= SUPPLIED ENTRIES =

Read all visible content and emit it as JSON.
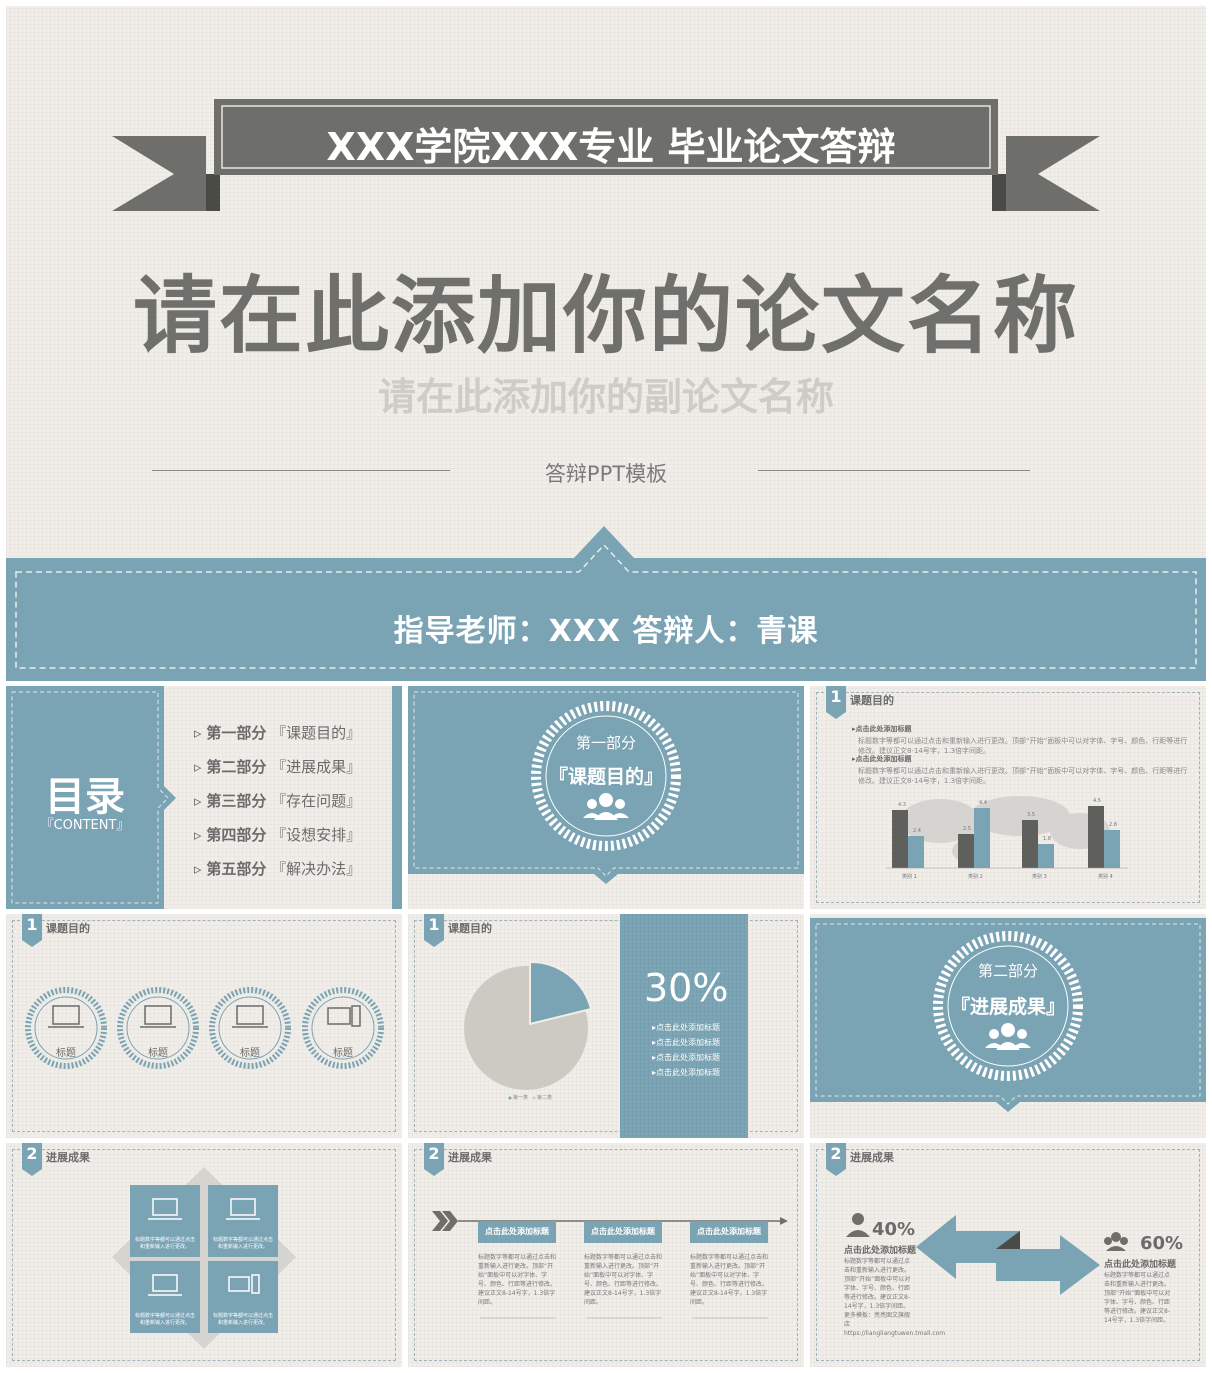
{
  "hero": {
    "banner": "XXX学院XXX专业 毕业论文答辩",
    "title": "请在此添加你的论文名称",
    "subtitle": "请在此添加你的副论文名称",
    "template_label": "答辩PPT模板",
    "advisor_line": "指导老师：XXX  答辩人：青课"
  },
  "toc": {
    "title": "目录",
    "title_en": "『CONTENT』",
    "items": [
      {
        "part": "第一部分",
        "name": "『课题目的』"
      },
      {
        "part": "第二部分",
        "name": "『进展成果』"
      },
      {
        "part": "第三部分",
        "name": "『存在问题』"
      },
      {
        "part": "第四部分",
        "name": "『设想安排』"
      },
      {
        "part": "第五部分",
        "name": "『解决办法』"
      }
    ]
  },
  "section1": {
    "label": "第一部分",
    "name": "『课题目的』"
  },
  "section2": {
    "label": "第二部分",
    "name": "『进展成果』"
  },
  "slide_bar": {
    "num": "1",
    "tag": "课题目的",
    "head1": "点击此处添加标题",
    "head2": "点击此处添加标题",
    "body": "标题数字等都可以通过点击和重新输入进行更改。顶部“开始”面板中可以对字体、字号、颜色、行距等进行修改。建议正文8-14号字，1.3倍字间距。",
    "bar_labels": [
      "类别 1",
      "类别 2",
      "类别 3",
      "类别 4"
    ],
    "value_labels": [
      "4.3",
      "2.4",
      "2.5",
      "4.4",
      "3.5",
      "1.8",
      "4.5",
      "2.8"
    ]
  },
  "slide_icons": {
    "num": "1",
    "tag": "课题目的",
    "labels": [
      "标题",
      "标题",
      "标题",
      "标题"
    ]
  },
  "slide_pie": {
    "num": "1",
    "tag": "课题目的",
    "percent": "30%",
    "items": [
      "点击此处添加标题",
      "点击此处添加标题",
      "点击此处添加标题",
      "点击此处添加标题"
    ],
    "legend": [
      "第一类",
      "第二类"
    ]
  },
  "slide_squares": {
    "num": "2",
    "tag": "进展成果",
    "text": "标题数字等都可以通过点击和重新输入进行更改。"
  },
  "slide_timeline": {
    "num": "2",
    "tag": "进展成果",
    "heads": [
      "点击此处添加标题",
      "点击此处添加标题",
      "点击此处添加标题"
    ],
    "body": "标题数字等都可以通过点击和重新输入进行更改。顶部“开始”面板中可以对字体、字号、颜色、行距等进行修改。建议正文8-14号字，1.3倍字间距。"
  },
  "slide_arrows": {
    "num": "2",
    "tag": "进展成果",
    "left_pct": "40%",
    "right_pct": "60%",
    "left_head": "点击此处添加标题",
    "right_head": "点击此处添加标题",
    "left_body": "标题数字等都可以通过点击和重新输入进行更改。顶部“开始”面板中可以对字体、字号、颜色、行距等进行修改。建议正文8-14号字，1.3倍字间距。更多模板：亮亮图文旗舰店 https://liangliangtuwen.tmall.com",
    "right_body": "标题数字等都可以通过点击和重新输入进行更改。顶部“开始”面板中可以对字体、字号、颜色、行距等进行修改。建议正文8-14号字，1.3倍字间距。"
  },
  "colors": {
    "accent": "#7aa3b4",
    "ribbon": "#6e6e6a",
    "paper": "#f1eee9"
  }
}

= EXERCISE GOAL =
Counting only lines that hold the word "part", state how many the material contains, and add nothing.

= ANSWER TO THE PROBLEM =
5